(Items from a dataset)

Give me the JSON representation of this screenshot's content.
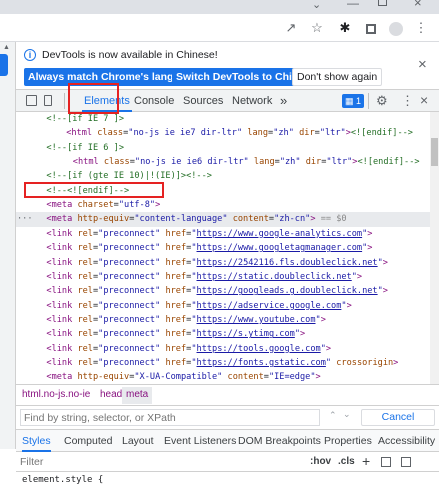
{
  "browser": {
    "icons": [
      "share-icon",
      "star-icon",
      "extensions-icon",
      "tab-search-icon",
      "profile-icon",
      "more-icon"
    ]
  },
  "notice": {
    "text": "DevTools is now available in Chinese!",
    "btn_match": "Always match Chrome's language",
    "btn_switch": "Switch DevTools to Chinese",
    "btn_dont": "Don't show again",
    "close": "×"
  },
  "tabs": {
    "elements": "Elements",
    "console": "Console",
    "sources": "Sources",
    "network": "Network",
    "more": "»",
    "badge": "1"
  },
  "code_lines": [
    {
      "indent": 4,
      "parts": [
        [
          "com",
          "<!--[if IE 7 ]>"
        ]
      ]
    },
    {
      "indent": 7,
      "parts": [
        [
          "tag",
          "<html "
        ],
        [
          "attr",
          "class"
        ],
        [
          "txt",
          "="
        ],
        [
          "val",
          "\"no-js ie ie7 dir-ltr\""
        ],
        [
          "txt",
          " "
        ],
        [
          "attr",
          "lang"
        ],
        [
          "txt",
          "="
        ],
        [
          "val",
          "\"zh\""
        ],
        [
          "txt",
          " "
        ],
        [
          "attr",
          "dir"
        ],
        [
          "txt",
          "="
        ],
        [
          "val",
          "\"ltr\""
        ],
        [
          "tag",
          ">"
        ],
        [
          "com",
          "<![endif]-->"
        ]
      ]
    },
    {
      "indent": 4,
      "parts": [
        [
          "com",
          "<!--[if IE 6 ]>"
        ]
      ]
    },
    {
      "indent": 8,
      "parts": [
        [
          "tag",
          "<html "
        ],
        [
          "attr",
          "class"
        ],
        [
          "txt",
          "="
        ],
        [
          "val",
          "\"no-js ie ie6 dir-ltr\""
        ],
        [
          "txt",
          " "
        ],
        [
          "attr",
          "lang"
        ],
        [
          "txt",
          "="
        ],
        [
          "val",
          "\"zh\""
        ],
        [
          "txt",
          " "
        ],
        [
          "attr",
          "dir"
        ],
        [
          "txt",
          "="
        ],
        [
          "val",
          "\"ltr\""
        ],
        [
          "tag",
          ">"
        ],
        [
          "com",
          "<![endif]-->"
        ]
      ]
    },
    {
      "indent": 4,
      "parts": [
        [
          "com",
          "<!--[if (gte IE 10)|!(IE)]><!-->"
        ]
      ]
    },
    {
      "indent": 4,
      "parts": [
        [
          "com",
          "<!--<![endif]-->"
        ]
      ]
    },
    {
      "indent": 4,
      "parts": [
        [
          "tag",
          "<meta "
        ],
        [
          "attr",
          "charset"
        ],
        [
          "txt",
          "="
        ],
        [
          "val",
          "\"utf-8\""
        ],
        [
          "tag",
          ">"
        ]
      ]
    },
    {
      "indent": 4,
      "selected": true,
      "parts": [
        [
          "tag",
          "<meta "
        ],
        [
          "attr",
          "http-equiv"
        ],
        [
          "txt",
          "="
        ],
        [
          "val",
          "\"content-language\""
        ],
        [
          "txt",
          " "
        ],
        [
          "attr",
          "content"
        ],
        [
          "txt",
          "="
        ],
        [
          "val",
          "\"zh-cn\""
        ],
        [
          "tag",
          ">"
        ],
        [
          "grey",
          " == $0"
        ]
      ]
    },
    {
      "indent": 4,
      "parts": [
        [
          "tag",
          "<link "
        ],
        [
          "attr",
          "rel"
        ],
        [
          "txt",
          "="
        ],
        [
          "val",
          "\"preconnect\""
        ],
        [
          "txt",
          " "
        ],
        [
          "attr",
          "href"
        ],
        [
          "txt",
          "="
        ],
        [
          "val",
          "\""
        ],
        [
          "link",
          "https://www.google-analytics.com"
        ],
        [
          "val",
          "\""
        ],
        [
          "tag",
          ">"
        ]
      ]
    },
    {
      "indent": 4,
      "parts": [
        [
          "tag",
          "<link "
        ],
        [
          "attr",
          "rel"
        ],
        [
          "txt",
          "="
        ],
        [
          "val",
          "\"preconnect\""
        ],
        [
          "txt",
          " "
        ],
        [
          "attr",
          "href"
        ],
        [
          "txt",
          "="
        ],
        [
          "val",
          "\""
        ],
        [
          "link",
          "https://www.googletagmanager.com"
        ],
        [
          "val",
          "\""
        ],
        [
          "tag",
          ">"
        ]
      ]
    },
    {
      "indent": 4,
      "parts": [
        [
          "tag",
          "<link "
        ],
        [
          "attr",
          "rel"
        ],
        [
          "txt",
          "="
        ],
        [
          "val",
          "\"preconnect\""
        ],
        [
          "txt",
          " "
        ],
        [
          "attr",
          "href"
        ],
        [
          "txt",
          "="
        ],
        [
          "val",
          "\""
        ],
        [
          "link",
          "https://2542116.fls.doubleclick.net"
        ],
        [
          "val",
          "\""
        ],
        [
          "tag",
          ">"
        ]
      ]
    },
    {
      "indent": 4,
      "parts": [
        [
          "tag",
          "<link "
        ],
        [
          "attr",
          "rel"
        ],
        [
          "txt",
          "="
        ],
        [
          "val",
          "\"preconnect\""
        ],
        [
          "txt",
          " "
        ],
        [
          "attr",
          "href"
        ],
        [
          "txt",
          "="
        ],
        [
          "val",
          "\""
        ],
        [
          "link",
          "https://static.doubleclick.net"
        ],
        [
          "val",
          "\""
        ],
        [
          "tag",
          ">"
        ]
      ]
    },
    {
      "indent": 4,
      "parts": [
        [
          "tag",
          "<link "
        ],
        [
          "attr",
          "rel"
        ],
        [
          "txt",
          "="
        ],
        [
          "val",
          "\"preconnect\""
        ],
        [
          "txt",
          " "
        ],
        [
          "attr",
          "href"
        ],
        [
          "txt",
          "="
        ],
        [
          "val",
          "\""
        ],
        [
          "link",
          "https://googleads.g.doubleclick.net"
        ],
        [
          "val",
          "\""
        ],
        [
          "tag",
          ">"
        ]
      ]
    },
    {
      "indent": 4,
      "parts": [
        [
          "tag",
          "<link "
        ],
        [
          "attr",
          "rel"
        ],
        [
          "txt",
          "="
        ],
        [
          "val",
          "\"preconnect\""
        ],
        [
          "txt",
          " "
        ],
        [
          "attr",
          "href"
        ],
        [
          "txt",
          "="
        ],
        [
          "val",
          "\""
        ],
        [
          "link",
          "https://adservice.google.com"
        ],
        [
          "val",
          "\""
        ],
        [
          "tag",
          ">"
        ]
      ]
    },
    {
      "indent": 4,
      "parts": [
        [
          "tag",
          "<link "
        ],
        [
          "attr",
          "rel"
        ],
        [
          "txt",
          "="
        ],
        [
          "val",
          "\"preconnect\""
        ],
        [
          "txt",
          " "
        ],
        [
          "attr",
          "href"
        ],
        [
          "txt",
          "="
        ],
        [
          "val",
          "\""
        ],
        [
          "link",
          "https://www.youtube.com"
        ],
        [
          "val",
          "\""
        ],
        [
          "tag",
          ">"
        ]
      ]
    },
    {
      "indent": 4,
      "parts": [
        [
          "tag",
          "<link "
        ],
        [
          "attr",
          "rel"
        ],
        [
          "txt",
          "="
        ],
        [
          "val",
          "\"preconnect\""
        ],
        [
          "txt",
          " "
        ],
        [
          "attr",
          "href"
        ],
        [
          "txt",
          "="
        ],
        [
          "val",
          "\""
        ],
        [
          "link",
          "https://s.ytimg.com"
        ],
        [
          "val",
          "\""
        ],
        [
          "tag",
          ">"
        ]
      ]
    },
    {
      "indent": 4,
      "parts": [
        [
          "tag",
          "<link "
        ],
        [
          "attr",
          "rel"
        ],
        [
          "txt",
          "="
        ],
        [
          "val",
          "\"preconnect\""
        ],
        [
          "txt",
          " "
        ],
        [
          "attr",
          "href"
        ],
        [
          "txt",
          "="
        ],
        [
          "val",
          "\""
        ],
        [
          "link",
          "https://tools.google.com"
        ],
        [
          "val",
          "\""
        ],
        [
          "tag",
          ">"
        ]
      ]
    },
    {
      "indent": 4,
      "parts": [
        [
          "tag",
          "<link "
        ],
        [
          "attr",
          "rel"
        ],
        [
          "txt",
          "="
        ],
        [
          "val",
          "\"preconnect\""
        ],
        [
          "txt",
          " "
        ],
        [
          "attr",
          "href"
        ],
        [
          "txt",
          "="
        ],
        [
          "val",
          "\""
        ],
        [
          "link",
          "https://fonts.gstatic.com"
        ],
        [
          "val",
          "\""
        ],
        [
          "txt",
          " "
        ],
        [
          "attr",
          "crossorigin"
        ],
        [
          "tag",
          ">"
        ]
      ]
    },
    {
      "indent": 4,
      "parts": [
        [
          "tag",
          "<meta "
        ],
        [
          "attr",
          "http-equiv"
        ],
        [
          "txt",
          "="
        ],
        [
          "val",
          "\"X-UA-Compatible\""
        ],
        [
          "txt",
          " "
        ],
        [
          "attr",
          "content"
        ],
        [
          "txt",
          "="
        ],
        [
          "val",
          "\"IE=edge\""
        ],
        [
          "tag",
          ">"
        ]
      ]
    }
  ],
  "crumbs": {
    "html": "html.no-js.no-ie",
    "head": "head",
    "meta": "meta"
  },
  "find": {
    "placeholder": "Find by string, selector, or XPath",
    "cancel": "Cancel"
  },
  "style_tabs": [
    "Styles",
    "Computed",
    "Layout",
    "Event Listeners",
    "DOM Breakpoints",
    "Properties",
    "Accessibility"
  ],
  "filter": {
    "placeholder": "Filter",
    "hov": ":hov",
    "cls": ".cls",
    "plus": "+"
  },
  "element_style": "element.style {"
}
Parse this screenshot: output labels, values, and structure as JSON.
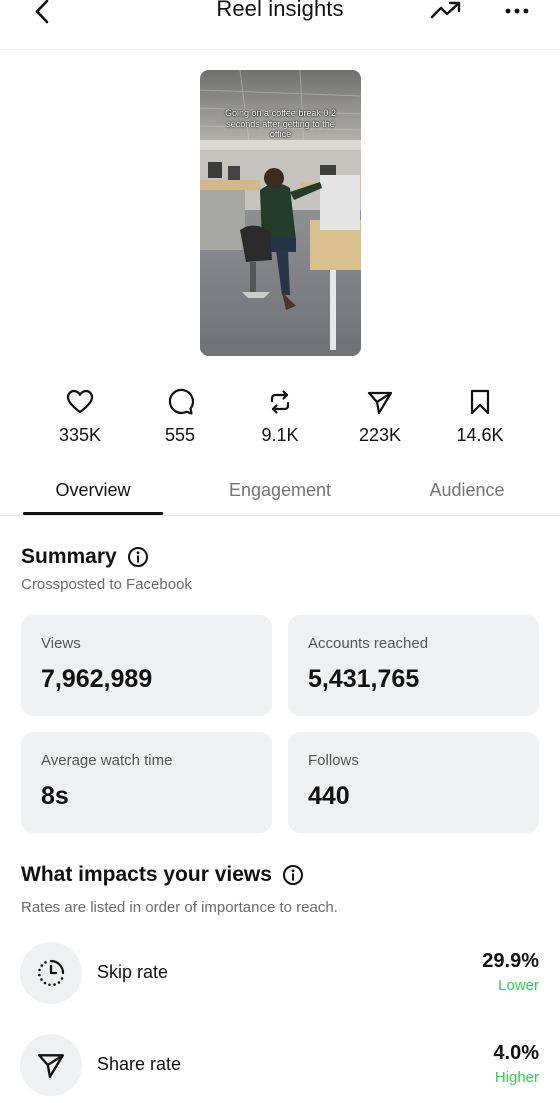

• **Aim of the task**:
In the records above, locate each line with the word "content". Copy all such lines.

• **Written solution**:
Give me the JSON representation of this screenshot's content.
          "\"content-language\""
          "content"
          "content"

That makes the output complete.